Birth Controlling?

Madeline O'Meara, Sports Editor

When I first heard a rumor that members of the Northwestern University women’s lacrosse team — last year’s NCAA Women’s Lacrosse Champions — are required to be on birth control, I was infuriated and confused.

How could a university mandate that its players be on birth control, a medication that represents such a personal choice? What purpose does this have? Is it to prevent the players, a huge “investment” for Northwestern, from getting pregnant? Is it so that coaches can know where players are in their menstrual cycles? What possible reason could there be for coaches to have that much control over their athletes’ lives, and, more alarmingly, their sex lives and reproductive choices?

Some proponents of birth control have argued that regulating estrogen levels prevents some of the negative effects of a menstrual cycle, such as fatigue or a decreased ability to handle physical stress, which could potentially affect a female athlete’s performance. However, a recent study by the Institute of Sport Pedagogy and Coaching Sciences at the University of Tartu has shown that birth control has no significant effect on strength or endurance of female rowers.

I turned to the Internet in the hopes that it would shed light on Northwestern’s Brave New World-esque pill policy. Unfortunately, and unsurprisingly, I could not find a shred of information to verify whether or not the Northwestern policy is anything more than rumor. However, I did come across a host of articles celebrating the empowerment that birth control affords female athletes.

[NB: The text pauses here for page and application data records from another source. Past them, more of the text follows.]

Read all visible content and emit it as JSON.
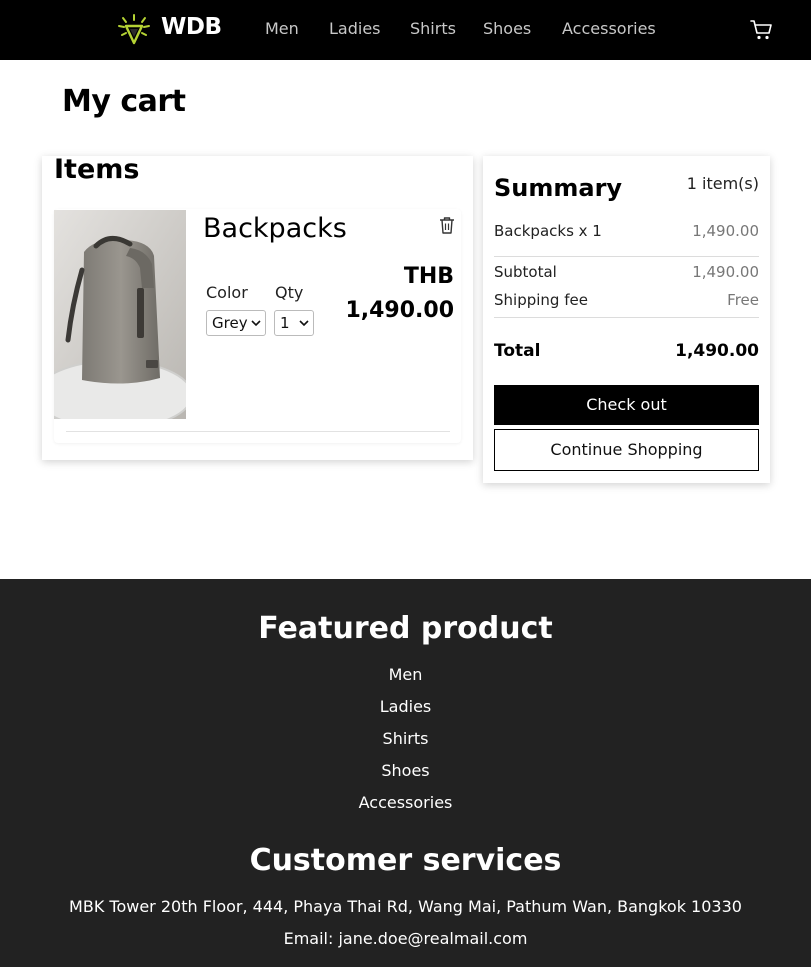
{
  "navbar": {
    "brand": "WDB",
    "links": [
      "Men",
      "Ladies",
      "Shirts",
      "Shoes",
      "Accessories"
    ],
    "logo_icon": "sun-leaf-logo",
    "cart_icon": "shopping-cart-icon"
  },
  "page": {
    "title": "My cart"
  },
  "items": {
    "title": "Items",
    "product": {
      "name": "Backpacks",
      "color_label": "Color",
      "color_value": "Grey",
      "qty_label": "Qty",
      "qty_value": "1",
      "currency": "THB",
      "price": "1,490.00",
      "delete_icon": "trash-icon"
    }
  },
  "summary": {
    "title": "Summary",
    "count": "1 item(s)",
    "line_item_label": "Backpacks x 1",
    "line_item_value": "1,490.00",
    "subtotal_label": "Subtotal",
    "subtotal_value": "1,490.00",
    "shipping_label": "Shipping fee",
    "shipping_value": "Free",
    "total_label": "Total",
    "total_value": "1,490.00",
    "checkout_label": "Check out",
    "continue_label": "Continue Shopping"
  },
  "footer": {
    "featured_title": "Featured product",
    "featured_links": [
      "Men",
      "Ladies",
      "Shirts",
      "Shoes",
      "Accessories"
    ],
    "services_title": "Customer services",
    "address": "MBK Tower 20th Floor, 444, Phaya Thai Rd, Wang Mai, Pathum Wan, Bangkok 10330",
    "email": "Email: jane.doe@realmail.com"
  },
  "colors": {
    "navbar_bg": "#000000",
    "footer_bg": "#222222",
    "logo_accent": "#b5d334",
    "checkout_bg": "#000000"
  }
}
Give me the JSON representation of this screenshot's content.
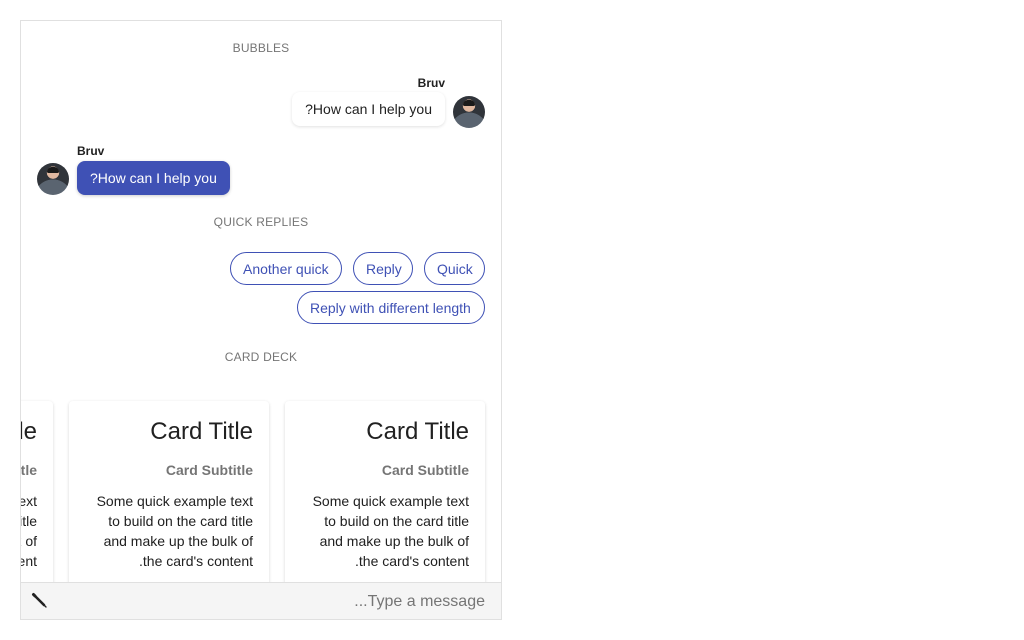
{
  "sections": {
    "bubbles": "BUBBLES",
    "quick_replies": "QUICK REPLIES",
    "card_deck": "CARD DECK"
  },
  "messages": [
    {
      "sender": "Bruv",
      "text": "?How can I help you",
      "direction": "outgoing"
    },
    {
      "sender": "Bruv",
      "text": "?How can I help you",
      "direction": "incoming"
    }
  ],
  "quick_replies": [
    "Another quick",
    "Reply",
    "Quick",
    "Reply with different length"
  ],
  "cards": [
    {
      "title": "Card Title",
      "subtitle": "Card Subtitle",
      "text": "Some quick example text to build on the card title and make up the bulk of .the card's content"
    },
    {
      "title": "Card Title",
      "subtitle": "Card Subtitle",
      "text": "Some quick example text to build on the card title and make up the bulk of .the card's content"
    },
    {
      "title": "Card Title",
      "subtitle": "Card Subtitle",
      "text": "Some quick example text to build on the card title and make up the bulk of .the card's content"
    }
  ],
  "composer": {
    "placeholder": "...Type a message",
    "attach_icon": "pencil-icon"
  },
  "colors": {
    "accent": "#3f51b5",
    "muted": "#757575",
    "composer_bg": "#f5f5f5"
  }
}
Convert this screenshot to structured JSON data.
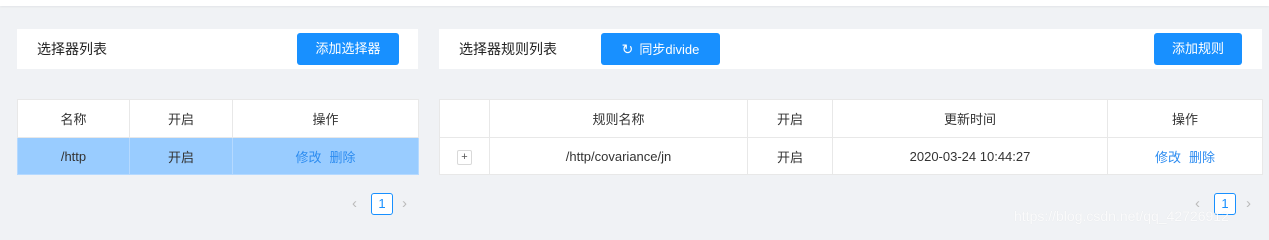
{
  "selector_panel": {
    "title": "选择器列表",
    "add_button": "添加选择器",
    "columns": [
      "名称",
      "开启",
      "操作"
    ],
    "rows": [
      {
        "name": "/http",
        "enabled": "开启",
        "edit": "修改",
        "delete": "删除"
      }
    ],
    "pagination": {
      "prev": "‹",
      "current": "1",
      "next": "›"
    }
  },
  "rule_panel": {
    "title": "选择器规则列表",
    "sync_button": "同步divide",
    "sync_icon": "refresh-icon",
    "add_button": "添加规则",
    "columns": [
      "",
      "规则名称",
      "开启",
      "更新时间",
      "操作"
    ],
    "rows": [
      {
        "expand": "+",
        "name": "/http/covariance/jn",
        "enabled": "开启",
        "updated": "2020-03-24 10:44:27",
        "edit": "修改",
        "delete": "删除"
      }
    ],
    "pagination": {
      "prev": "‹",
      "current": "1",
      "next": "›"
    }
  },
  "watermark": "https://blog.csdn.net/qq_42726912",
  "colors": {
    "primary": "#1890ff",
    "enabled_green": "#19be6b",
    "selected_row": "#99ccff",
    "link": "#2d8cf0"
  }
}
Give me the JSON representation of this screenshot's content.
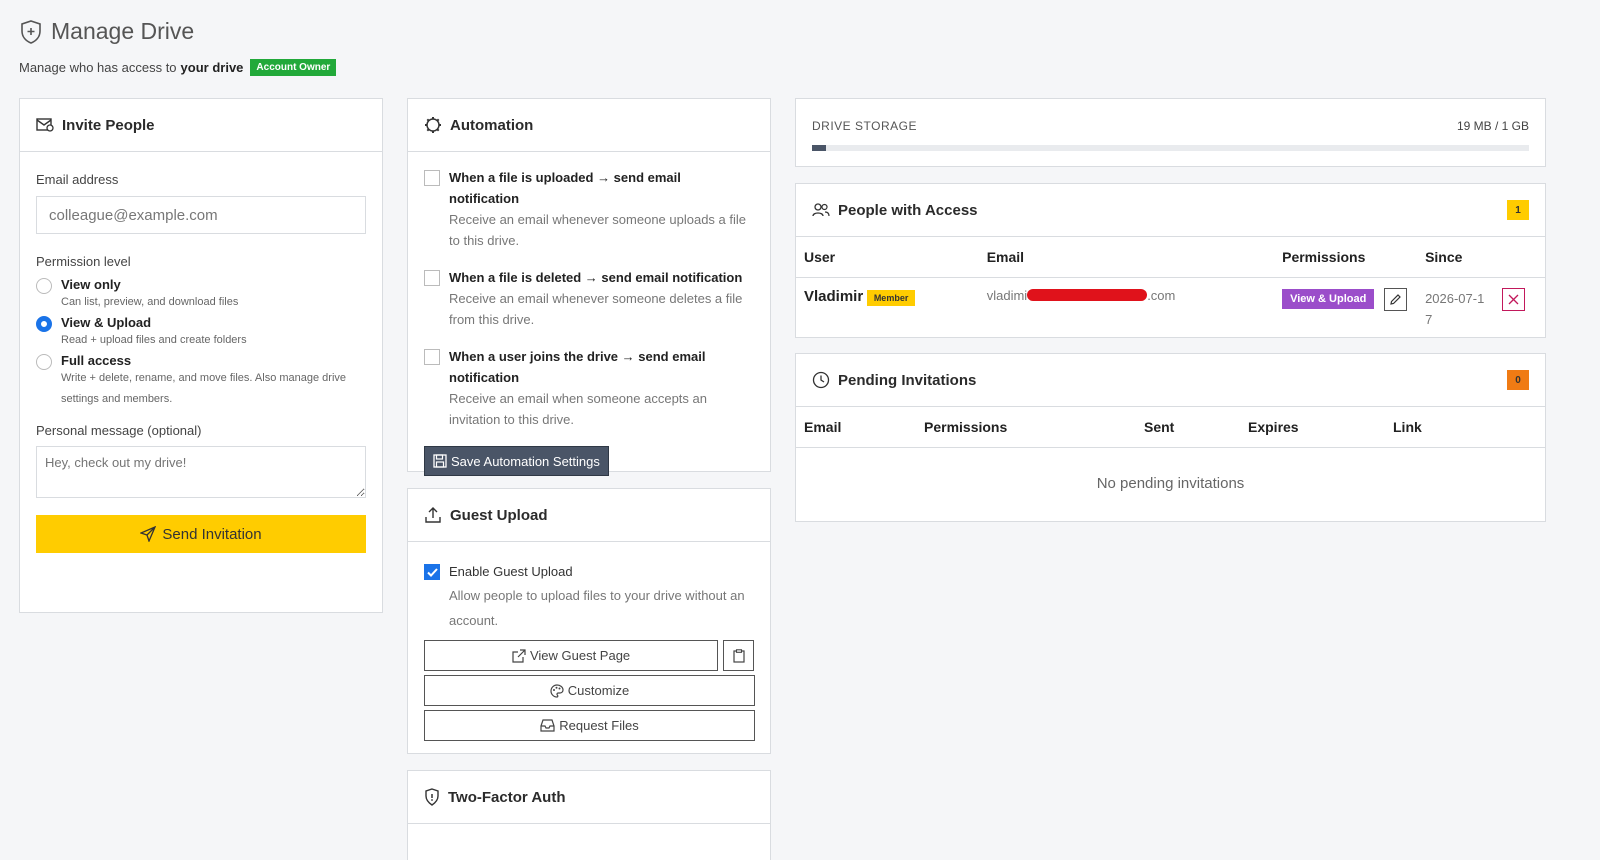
{
  "header": {
    "title": "Manage Drive",
    "subtitle_prefix": "Manage who has access to",
    "subtitle_bold": "your drive",
    "owner_badge": "Account Owner"
  },
  "invite": {
    "title": "Invite People",
    "email_label": "Email address",
    "email_placeholder": "colleague@example.com",
    "permission_label": "Permission level",
    "options": [
      {
        "title": "View only",
        "desc": "Can list, preview, and download files",
        "selected": false
      },
      {
        "title": "View & Upload",
        "desc": "Read + upload files and create folders",
        "selected": true
      },
      {
        "title": "Full access",
        "desc": "Write + delete, rename, and move files. Also manage drive settings and members.",
        "selected": false
      }
    ],
    "message_label": "Personal message (optional)",
    "message_placeholder": "Hey, check out my drive!",
    "send_label": "Send Invitation"
  },
  "automation": {
    "title": "Automation",
    "items": [
      {
        "title": "When a file is uploaded → send email notification",
        "desc": "Receive an email whenever someone uploads a file to this drive."
      },
      {
        "title": "When a file is deleted → send email notification",
        "desc": "Receive an email whenever someone deletes a file from this drive."
      },
      {
        "title": "When a user joins the drive → send email notification",
        "desc": "Receive an email when someone accepts an invitation to this drive."
      }
    ],
    "save_label": "Save Automation Settings"
  },
  "guest": {
    "title": "Guest Upload",
    "enable_label": "Enable Guest Upload",
    "enable_desc": "Allow people to upload files to your drive without an account.",
    "view_page_label": "View Guest Page",
    "customize_label": "Customize",
    "request_label": "Request Files"
  },
  "twofa": {
    "title": "Two-Factor Auth"
  },
  "storage": {
    "label": "DRIVE STORAGE",
    "value": "19 MB / 1 GB",
    "used_fraction": 0.019
  },
  "people": {
    "title": "People with Access",
    "count": "1",
    "columns": [
      "User",
      "Email",
      "Permissions",
      "Since"
    ],
    "rows": [
      {
        "user": "Vladimir",
        "role": "Member",
        "email_start": "vladimi",
        "email_end": ".com",
        "permission": "View & Upload",
        "since": "2026-07-17"
      }
    ]
  },
  "pending": {
    "title": "Pending Invitations",
    "count": "0",
    "columns": [
      "Email",
      "Permissions",
      "Sent",
      "Expires",
      "Link"
    ],
    "empty": "No pending invitations"
  },
  "colors": {
    "accent_yellow": "#ffcc00",
    "owner_green": "#22a93a",
    "permission_purple": "#9b4dca",
    "pending_orange": "#f07b14",
    "redaction_red": "#e0121b"
  }
}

In 2007, Kim St. Pierre, a goalkeeper for Team Canada’s women’s ice hockey team who has helped lead the team to win the last three gold medals at the winter Olympics, became a spokeswoman for NuvaRing, a company that markets and sells birth control. She cited the high-stress environment and hectic scheduling of professional athletics as factors affecting her decision to bring more public attention to different forms of contraception, noting, “There are options out there for us that will work for all women and we should be talking about them.”

With this public support, St. Pierre made her sport a priority over starting a family, a notion that seems controversial because of its rarity; serious career options in athletics are rare for women, and when they are available, female athletes are not celebrated in the same way or as much as male athletes. It seems more logical that a woman would delay starting a family if she were a CEO, but St. Pierre’s endorsement of NuvaRing made me realize that the ability to compete at any level, college or Olympic, may be important enough for a female athlete to also make this decision.

The women’s rights movement and the history of women in athletics are intimately intertwined. The two share a multifaceted history, with the passage of Title IX in 1972 occurring during the heyday of the women’s rights movement. Women’s athletics are a prime example of female empowerment, evidenced by the ad campaigns of countless athletic companies — most notably Nike — that cater to the idea of recognizing women’s athletic achievements, praising strong, muscular bodies that are no longer reserved just for men.

And while I definitely feel empowered by St. Pierre’s endorsement, as an Oberlin College athlete I don’t think I could ever endorse mandatory birth control for women on an athletic team. Participating in college athletics is meant to teach women to appreciate their bodies, not take away the power of choice in their reproductive freedoms. Essentially preventing women from making their own decisions about what they want to do with their bodies is dangerous, whether it’s enforced by the Northwestern women’s lacrosse coach or House Speaker John Boehner.